This week, with the game on the line in the top of the last inning, the visiting team smartly aimed their offense at a weak spot in the infield and ended up with one single, one runner on base by error, and three successfully fielded ground balls. Outlier!
Then, needing a run to win with two outs in the bottom of the last inning, and bases loaded, this same fielder came up with his bust-to-boom hitting approach and pumped a pitch 300 feet for the walk-off win.
One run game. Ideal obtained!
A simple example will show the nature of this difficulty. Consider some ball game played by a few people of approximately equal skill. If we knew a few particular facts in addition to our general knowledge of the ability of the individual players, such as their state of attention, their perceptions and the state of their hearts, lungs, muscles etc. at each moment of the game, we could probably predict the outcome. Indeed, if we were familiar both with the game and the teams we should probably have a fairly shrewd idea on what the outcome will depend. But we shall of course not be able to ascertain those facts and in consequence the result of the game will be outside the range of the scientifically predictable, however well we may know what effects particular events would have on the result of the game. This does not mean that we can make no predictions at all about the course of such a game. If we know the rules of the different games we shall, in watching one, very soon know which game is being played and what kinds of actions we can expect and what kind not. But our capacity to predict will be confined to such general characteristics of the events to be expected and not include the capacity of predicting particular individual events. Friedrich August Von Hayek
As the Free Play Softball handicapper for ten years, social systems/human cybernetic theories provide me with critical perspectives, none of which impact my ability to obtain the ideal of handicapping: a close game. Such perspectives are meta-related (second order in a cybernetic sense,) to the game at-hand. They allow me to not only be a participant/observer, but also to be informal analyst/ethnographer. Crucially, at least for my peace of mind, I can step back and consider the interplay of domains in the game but not of the game. Another consequence of how I view my role is: I make out line-ups knowing beforehand that any line-up possesses characteristics of some kinds,and, doesn’t possess characteristics of other kinds.
For example, line-ups do not possess the characteristic of embedding the eventual outcome of the game within their flux of estimations and generalizations.

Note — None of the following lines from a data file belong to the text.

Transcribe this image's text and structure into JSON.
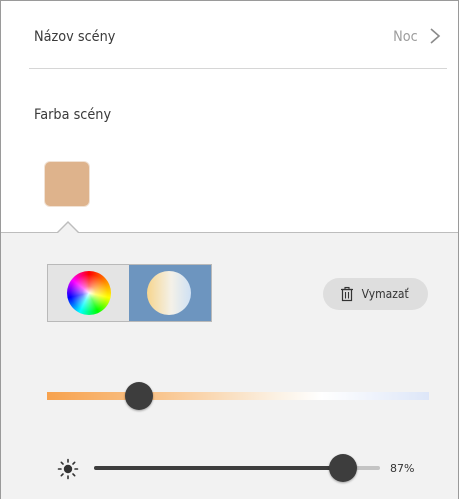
{
  "scene": {
    "name_label": "Názov scény",
    "name_value": "Noc",
    "color_label": "Farba scény",
    "swatch_color": "#deb38c"
  },
  "mode_toggle": {
    "options": [
      "color-wheel",
      "white-temperature"
    ],
    "selected": "white-temperature"
  },
  "clear_button": {
    "label": "Vymazať",
    "icon": "trash-icon"
  },
  "temperature_slider": {
    "value_fraction": 0.24
  },
  "brightness": {
    "icon": "sun-icon",
    "value_percent": 87,
    "label": "87%"
  },
  "colors": {
    "selected_mode_bg": "#6d95bf",
    "panel_bg": "#f2f2f2",
    "knob": "#3d3d3d"
  }
}
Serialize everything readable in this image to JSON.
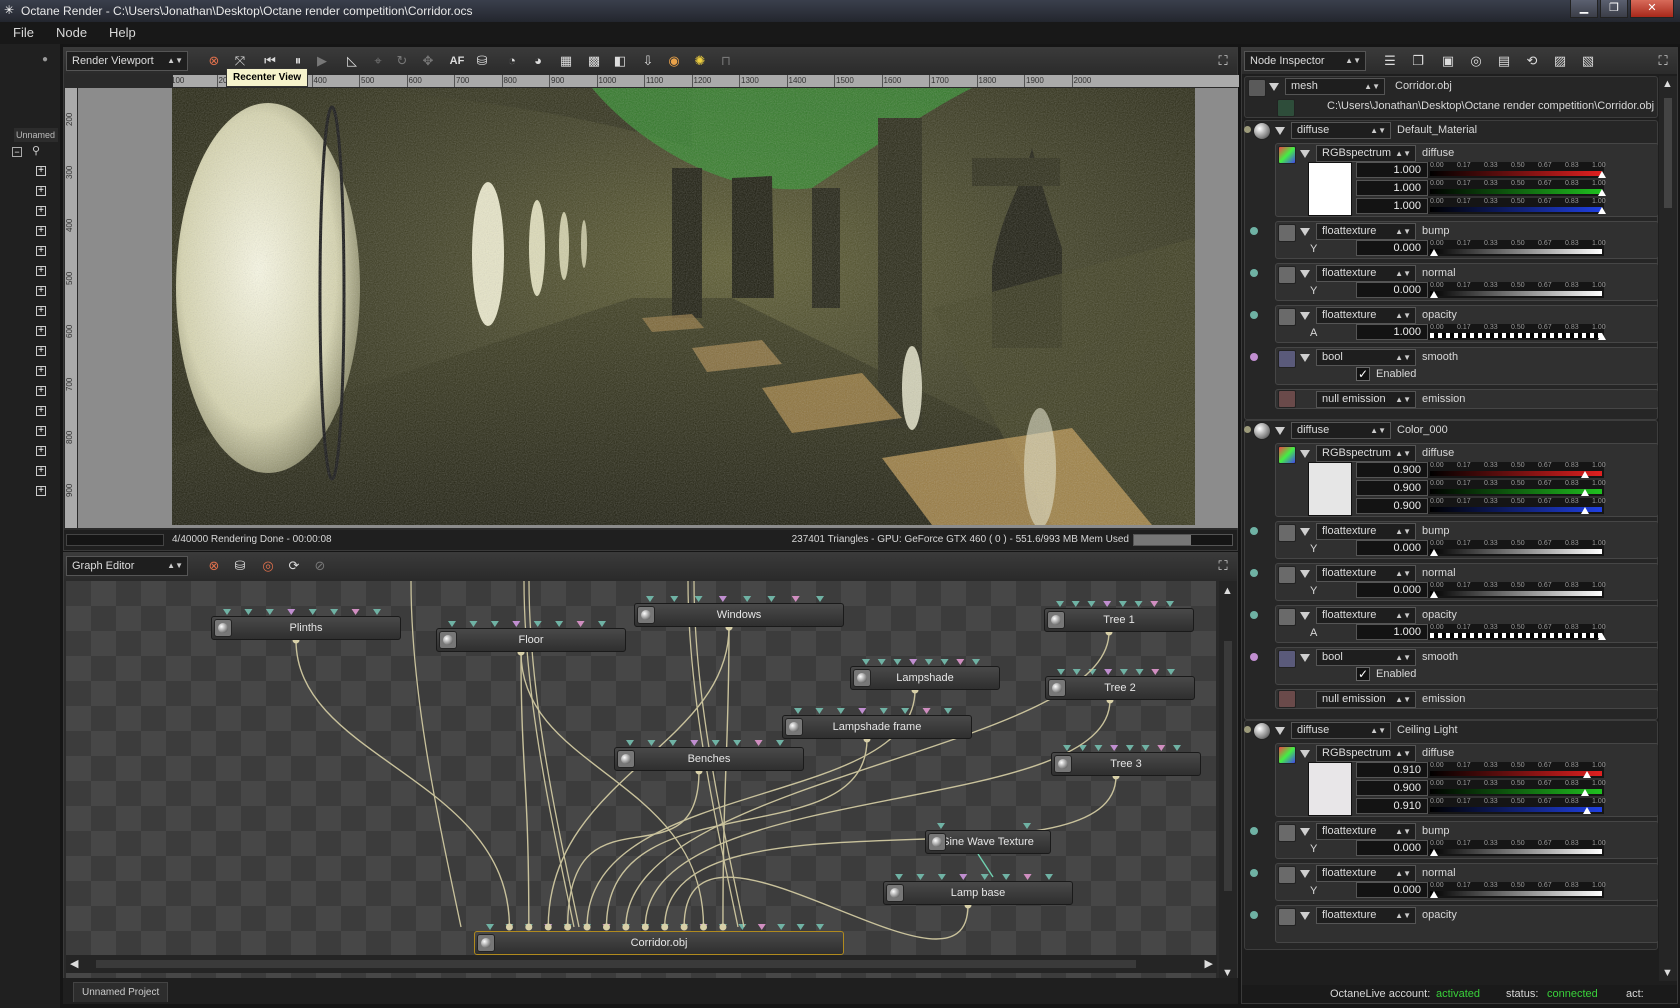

They do reflect an on-the-spot generalization of a quick reconnaissance of performative variables. However, I know going into the exercise that the actual dynamic interplay of many player’s regression-to-the-Mean with the outlying performances of a handful of players is enough to falsify any hope for a close game, and realization of a game that objectifies actual parity. I make a very informed effort to design a close game and yet close games, decided by three or fewer runs, are comparatively rare.

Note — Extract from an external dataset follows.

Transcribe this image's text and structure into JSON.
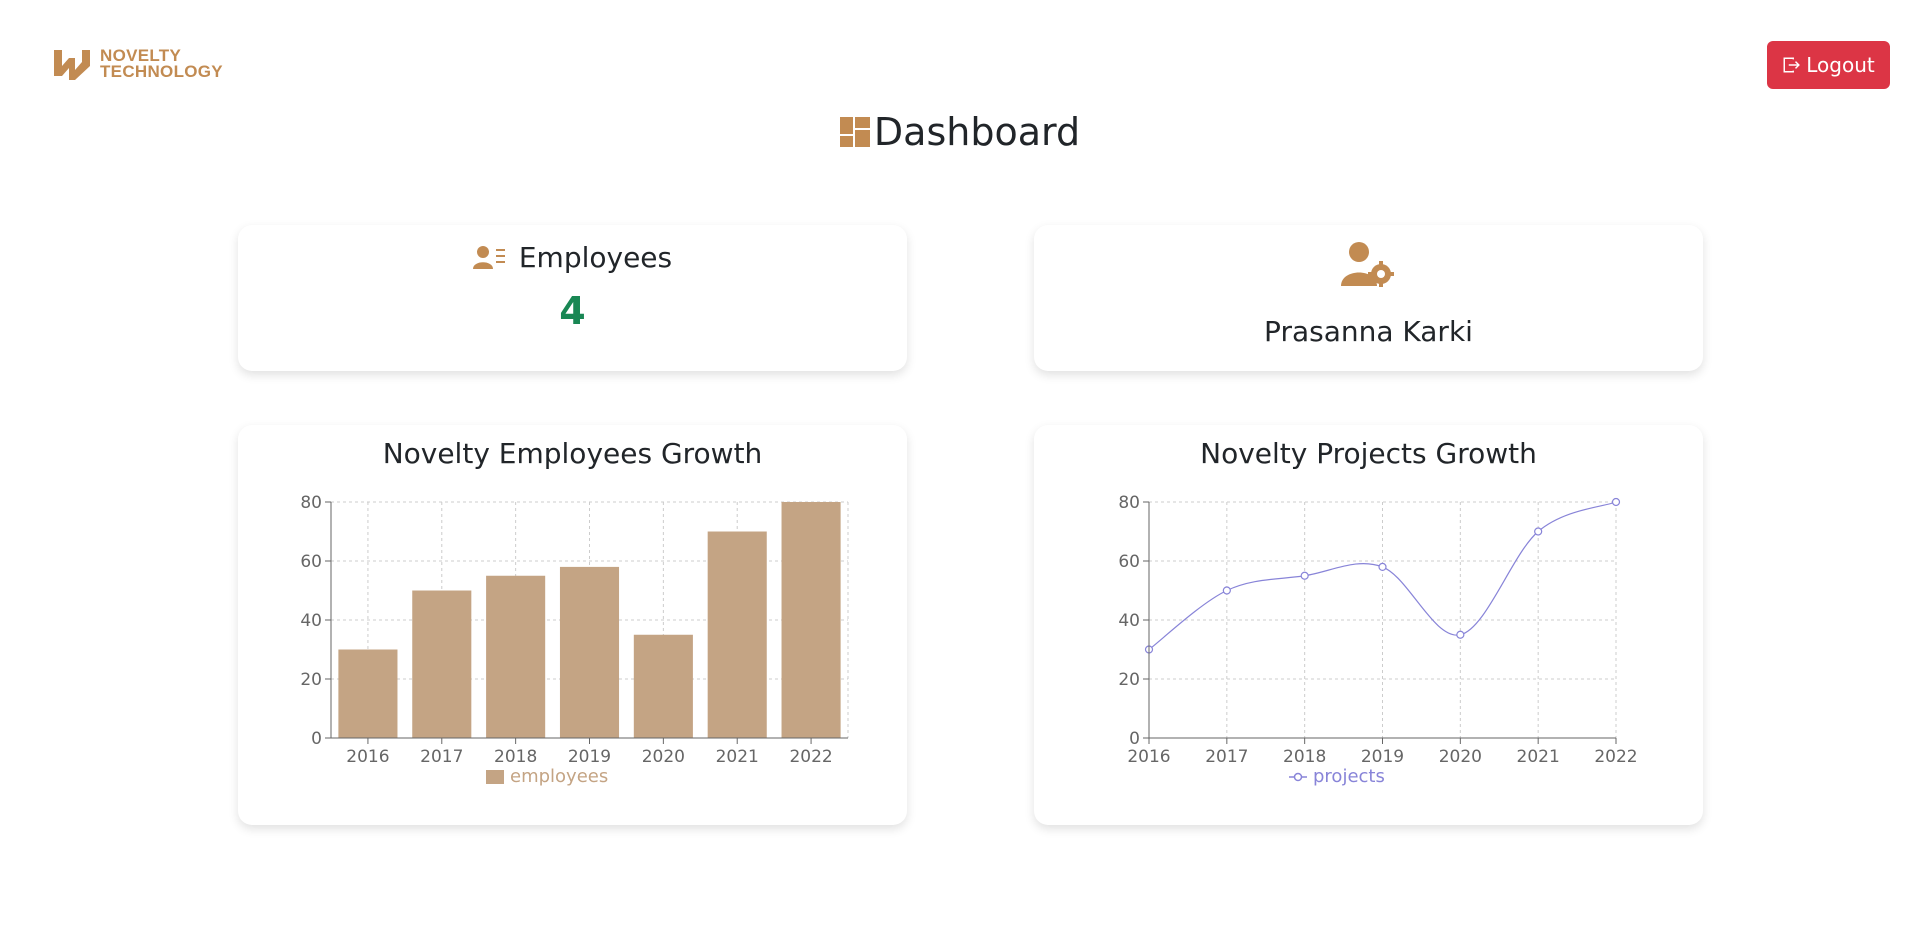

(I have had occasion to point out to a few of the several players who monitor my handicapping track record that outlying negative performance of the better players and exceptional performances of the mediocre players tends to be more decisive than the mean performance of mediocre players.)
Other players theorize the line-ups. Player’s folk theorizing doesn’t bother me because I understand the double framework of the performative system: the Meta-system is focused by its norms and heuristics–a line-up is a heuristic–while the phenomenal system instantiates the precarity of performance. The latter system cannot ratify idealized estimations. Idealized estimations are heuristic; what players actually do to implement the five skills (hit, catch, throw, run, remember where they bat in the lineup,) is part of the phenomenal–enacted by experience–system.
One of the most fascinating aspects of the Free Play Softball League for me, the inveterate researcher, is that I assume most players think meta-thoughts about the game and these in turn refer at least loosely to their cognition within their own contextualizing of their individual Free Play experience. I don’t know anybody else’s detailed specific system-making, but I do know how I contextualize the game. Players may regard the heuristics, regard their phenomenal experience of the game, and reflect upon and make connections between the two fields in completely different ways. There is something of the black box in this, but also, the line-up–which after all is a quasi-economic object too–is established to be the main totem of anticipation of outcome.
The line-up is a charismatic object, and along with this come, at times, a projection onto the handicapper which holds that in some direct way the result of the game is embedded by me (!) in the line-up. No, most times my estimations and generalizations, aimed to achieve parity, are falsified.
What allows me to put up with line-up related guff is my understanding something about the math of precarity in human systems.